OK – perhaps not less safe now than it was, but the performance isn’t what it used to be: can I make that argument? That may well be true if your glider hasn’t been trimmed in a while. Pretty well all paraglider lines shrink over time, but more importantly, they can shrink at different rates. Kevlar, Dyneema and Vectran all shrink differently. It also seems to be almost universally true that more lightly loaded lines shrink more than heavily loaded ones. Typically that means that a glider’s trim speed gets slower, glide degrades, handling deteriorates, and propensity to collapse or even stall may increase.
The good news (perhaps not so good if you’re looking for a reason to swap) is that once all the lines have been measured, [Picture 3] it’s possible to work out how to retrim a glider back to the manufacturer’s specification. The result can be quite dramatic: going out of trim happens slowly, maybe over a year or more – getting your wing back after a week away for a service, to find it flying like new, can even be disorientating.

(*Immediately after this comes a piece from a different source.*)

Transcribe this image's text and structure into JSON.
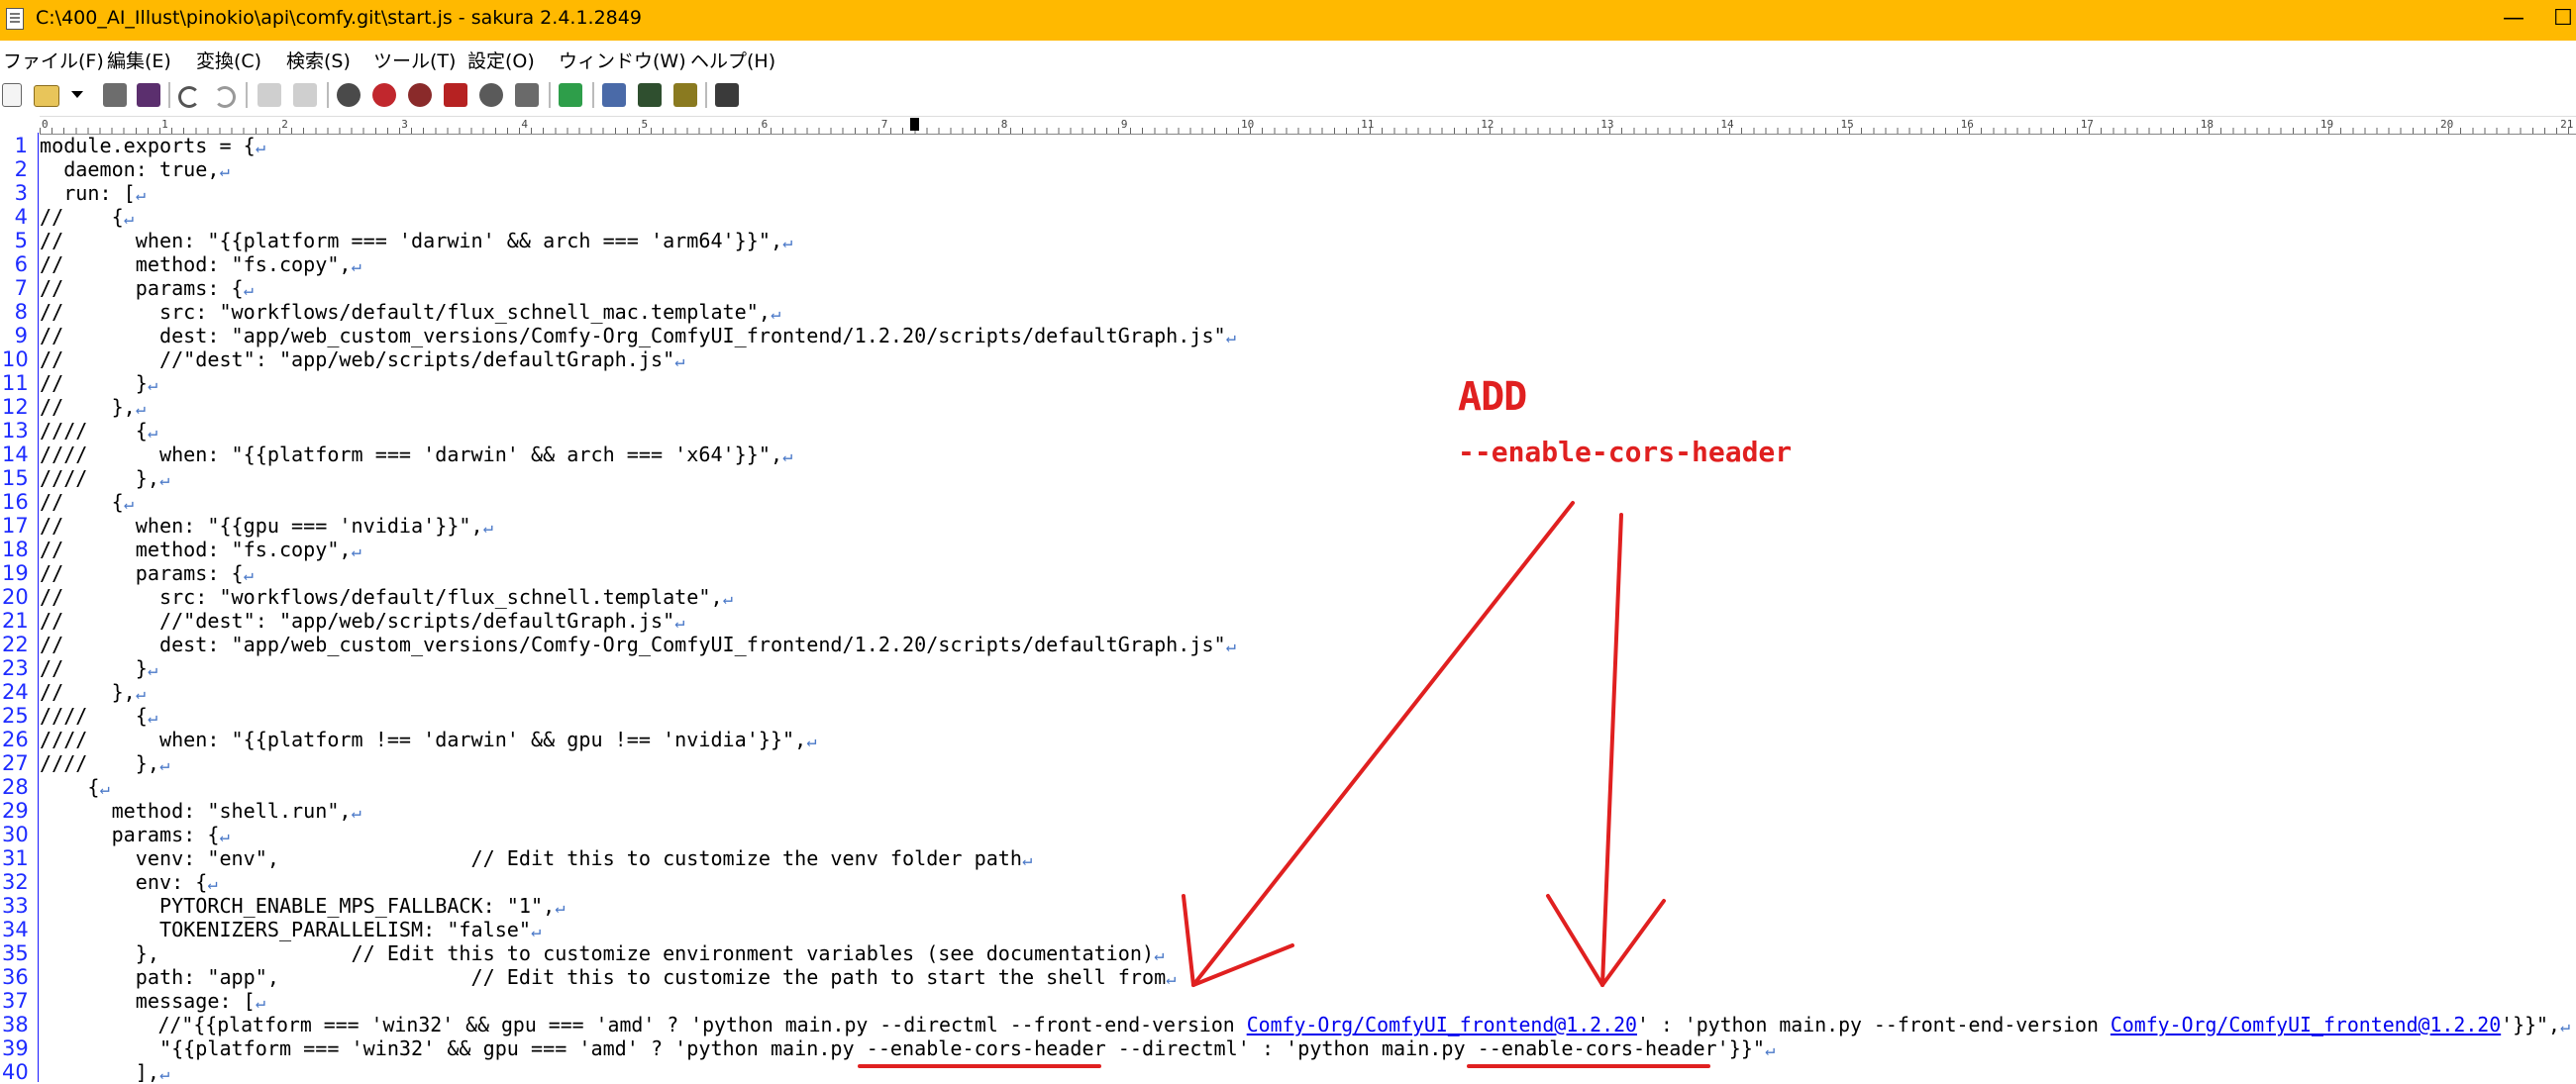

But no amount of trim adjustment can make a wing fly better than it did originally. The balance between performance and safety is one struck by the designer, bearing in mind his target pilot group and using the technology available at the time. Every year, manufacturers eke out performance improvements, and whilst most advances are incremental, over time the differences can become significant. In particular, if your glider is more than 5 or 6 years old, this might be a sound reason for making a change. Since around 2012 almost all new designs have relied on rods for structural reinforcement rather than mylar cell walls, and that year was also when Ozone made its shark nose technology available to other manufacturers without charge. These were technological changes that achieved performance improvement without compromising passive safety.
There are lots of other sound reasons for changing your wing. Maybe you want to progress to a wing with significantly greater performance or one with increased passive safety. Maybe you’re just looking for a change from the familiar that you now know only too well. Maybe you just want to treat yourself with something crispy in this year’s colours. But whether you decide to swap wings or stick with your current one, why not do so with a clear view of your real reasons?
Giving your wing a good look over
If you haven’t had your wing out yet since last year, it’s worth making sure that you give it a good look over before your first flight this year. Here are a few things worth considering:
- Open the canopy out and carefully check over to look for damage. That might include small tears and broken stitching. Examine the bottom surface, and then turn it over to check the top surface too.
- Patch any small holes. My rule of thumb is that if the hole is big enough to put your thumb through, maybe it’s not small – perhaps worth getting a second opinion.
- Check your lines for damage. Ideally run every line between your fingers from the maillon to the surface of the wing. If that’s not easy to do for any reason, at least check your main lines.
- Sheathing should be undamaged, and unsheathed lines should not show evidence of broken threads. Stitching at the loops should be unbroken.
- Make sure the maillon gates are closed firmly, but don’t overtighten them. Main line loops should be held in place on the maillon by either inserts or O rings.
Enjoy your flying!
If you want to chat anything through, we’re always happy to offer help and advice over the phone (01433 627195) or by email (firstname.lastname@example.org).